Task to carry out
Without altering a word, return the records below, but exclude the pictures.

============

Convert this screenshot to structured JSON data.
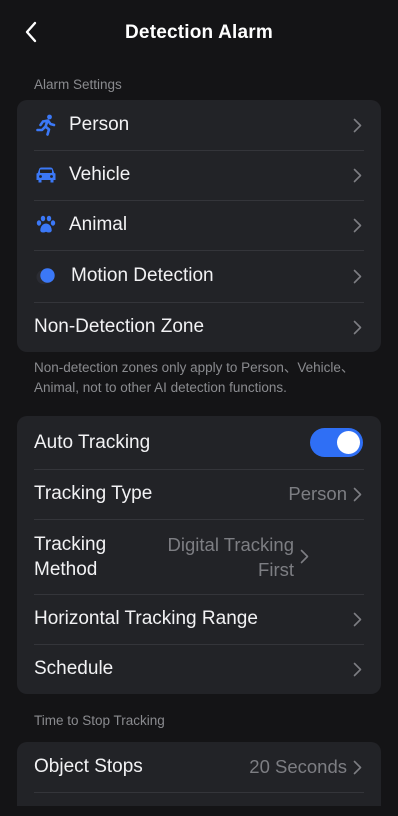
{
  "header": {
    "title": "Detection Alarm"
  },
  "alarm_settings": {
    "section_label": "Alarm Settings",
    "items": [
      {
        "label": "Person",
        "icon": "running-person-icon"
      },
      {
        "label": "Vehicle",
        "icon": "car-icon"
      },
      {
        "label": "Animal",
        "icon": "paw-icon"
      },
      {
        "label": "Motion Detection",
        "icon": "motion-icon"
      },
      {
        "label": "Non-Detection Zone"
      }
    ],
    "note": "Non-detection zones only apply to Person、Vehicle、Animal, not to other AI detection functions."
  },
  "tracking": {
    "auto_tracking_label": "Auto Tracking",
    "auto_tracking_on": true,
    "tracking_type_label": "Tracking Type",
    "tracking_type_value": "Person",
    "tracking_method_label": "Tracking Method",
    "tracking_method_value": "Digital Tracking First",
    "horizontal_range_label": "Horizontal Tracking Range",
    "schedule_label": "Schedule"
  },
  "stop_tracking": {
    "section_label": "Time to Stop Tracking",
    "object_stops_label": "Object Stops",
    "object_stops_value": "20 Seconds"
  },
  "colors": {
    "accent": "#2f6ff5",
    "background": "#141416",
    "card": "#222327"
  }
}
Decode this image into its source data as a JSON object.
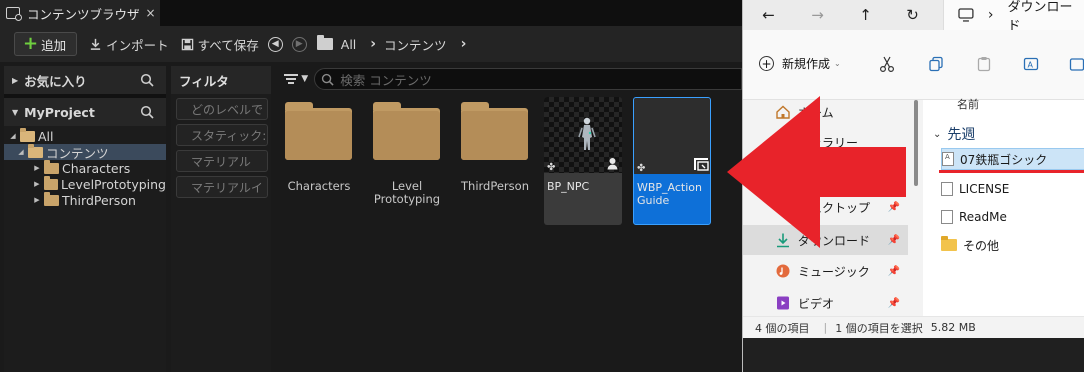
{
  "ue": {
    "tab_title": "コンテンツブラウザ",
    "tab_close": "×",
    "toolbar": {
      "add_label": "追加",
      "import_label": "インポート",
      "save_all_label": "すべて保存",
      "breadcrumb": [
        "All",
        "コンテンツ"
      ]
    },
    "favorites": {
      "title": "お気に入り"
    },
    "project": {
      "title": "MyProject",
      "tree": [
        {
          "label": "All",
          "depth": 0,
          "open": true,
          "selected": false
        },
        {
          "label": "コンテンツ",
          "depth": 1,
          "open": true,
          "selected": true
        },
        {
          "label": "Characters",
          "depth": 2,
          "open": false,
          "selected": false
        },
        {
          "label": "LevelPrototyping",
          "depth": 2,
          "open": false,
          "selected": false
        },
        {
          "label": "ThirdPerson",
          "depth": 2,
          "open": false,
          "selected": false
        }
      ]
    },
    "filters": {
      "title": "フィルタ",
      "items": [
        "どのレベルで",
        "スタティック:",
        "マテリアル",
        "マテリアルイ"
      ]
    },
    "search": {
      "placeholder": "検索 コンテンツ"
    },
    "assets": [
      {
        "type": "folder",
        "label": "Characters"
      },
      {
        "type": "folder",
        "label": "Level Prototyping"
      },
      {
        "type": "folder",
        "label": "ThirdPerson"
      },
      {
        "type": "blueprint",
        "label": "BP_NPC"
      },
      {
        "type": "widget",
        "label": "WBP_Action Guide",
        "selected": true
      }
    ]
  },
  "explorer": {
    "address": "ダウンロード",
    "new_label": "新規作成",
    "nav_items": [
      {
        "label": "ホーム",
        "icon": "home-icon"
      },
      {
        "label": "ギャラリー",
        "icon": "gallery-icon"
      },
      {
        "label": "デスクトップ",
        "icon": "desktop-icon"
      },
      {
        "label": "ダウンロード",
        "icon": "download-icon",
        "selected": true
      },
      {
        "label": "ミュージック",
        "icon": "music-icon"
      },
      {
        "label": "ビデオ",
        "icon": "video-icon"
      }
    ],
    "column_name": "名前",
    "group": "先週",
    "files": [
      {
        "name": "07鉄瓶ゴシック",
        "type": "font",
        "selected": true
      },
      {
        "name": "LICENSE",
        "type": "file"
      },
      {
        "name": "ReadMe",
        "type": "file"
      },
      {
        "name": "その他",
        "type": "folder"
      }
    ],
    "status": {
      "count": "4 個の項目",
      "selection": "1 個の項目を選択",
      "size": "5.82 MB"
    }
  },
  "annotation": {
    "arrow_color": "#e8232a"
  }
}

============

Exercise output
Convert this screenshot to structured JSON data.
{
  "header": {
    "title": "Detection Alarm"
  },
  "alarm_settings": {
    "section_label": "Alarm Settings",
    "items": [
      {
        "label": "Person",
        "icon": "running-person-icon"
      },
      {
        "label": "Vehicle",
        "icon": "car-icon"
      },
      {
        "label": "Animal",
        "icon": "paw-icon"
      },
      {
        "label": "Motion Detection",
        "icon": "motion-icon"
      },
      {
        "label": "Non-Detection Zone"
      }
    ],
    "note": "Non-detection zones only apply to Person、Vehicle、Animal, not to other AI detection functions."
  },
  "tracking": {
    "auto_tracking_label": "Auto Tracking",
    "auto_tracking_on": true,
    "tracking_type_label": "Tracking Type",
    "tracking_type_value": "Person",
    "tracking_method_label": "Tracking Method",
    "tracking_method_value": "Digital Tracking First",
    "horizontal_range_label": "Horizontal Tracking Range",
    "schedule_label": "Schedule"
  },
  "stop_tracking": {
    "section_label": "Time to Stop Tracking",
    "object_stops_label": "Object Stops",
    "object_stops_value": "20 Seconds"
  },
  "colors": {
    "accent": "#2f6ff5",
    "background": "#141416",
    "card": "#222327"
  }
}
Decode this image into its source data as a JSON object.
{
  "ue": {
    "tab_title": "コンテンツブラウザ",
    "tab_close": "×",
    "toolbar": {
      "add_label": "追加",
      "import_label": "インポート",
      "save_all_label": "すべて保存",
      "breadcrumb": [
        "All",
        "コンテンツ"
      ]
    },
    "favorites": {
      "title": "お気に入り"
    },
    "project": {
      "title": "MyProject",
      "tree": [
        {
          "label": "All",
          "depth": 0,
          "open": true,
          "selected": false
        },
        {
          "label": "コンテンツ",
          "depth": 1,
          "open": true,
          "selected": true
        },
        {
          "label": "Characters",
          "depth": 2,
          "open": false,
          "selected": false
        },
        {
          "label": "LevelPrototyping",
          "depth": 2,
          "open": false,
          "selected": false
        },
        {
          "label": "ThirdPerson",
          "depth": 2,
          "open": false,
          "selected": false
        }
      ]
    },
    "filters": {
      "title": "フィルタ",
      "items": [
        "どのレベルで",
        "スタティック:",
        "マテリアル",
        "マテリアルイ"
      ]
    },
    "search": {
      "placeholder": "検索 コンテンツ"
    },
    "assets": [
      {
        "type": "folder",
        "label": "Characters"
      },
      {
        "type": "folder",
        "label": "Level Prototyping"
      },
      {
        "type": "folder",
        "label": "ThirdPerson"
      },
      {
        "type": "blueprint",
        "label": "BP_NPC"
      },
      {
        "type": "widget",
        "label": "WBP_Action Guide",
        "selected": true
      }
    ]
  },
  "explorer": {
    "address": "ダウンロード",
    "new_label": "新規作成",
    "nav_items": [
      {
        "label": "ホーム",
        "icon": "home-icon"
      },
      {
        "label": "ギャラリー",
        "icon": "gallery-icon"
      },
      {
        "label": "デスクトップ",
        "icon": "desktop-icon"
      },
      {
        "label": "ダウンロード",
        "icon": "download-icon",
        "selected": true
      },
      {
        "label": "ミュージック",
        "icon": "music-icon"
      },
      {
        "label": "ビデオ",
        "icon": "video-icon"
      }
    ],
    "column_name": "名前",
    "group": "先週",
    "files": [
      {
        "name": "07鉄瓶ゴシック",
        "type": "font",
        "selected": true
      },
      {
        "name": "LICENSE",
        "type": "file"
      },
      {
        "name": "ReadMe",
        "type": "file"
      },
      {
        "name": "その他",
        "type": "folder"
      }
    ],
    "status": {
      "count": "4 個の項目",
      "selection": "1 個の項目を選択",
      "size": "5.82 MB"
    }
  },
  "annotation": {
    "arrow_color": "#e8232a"
  }
}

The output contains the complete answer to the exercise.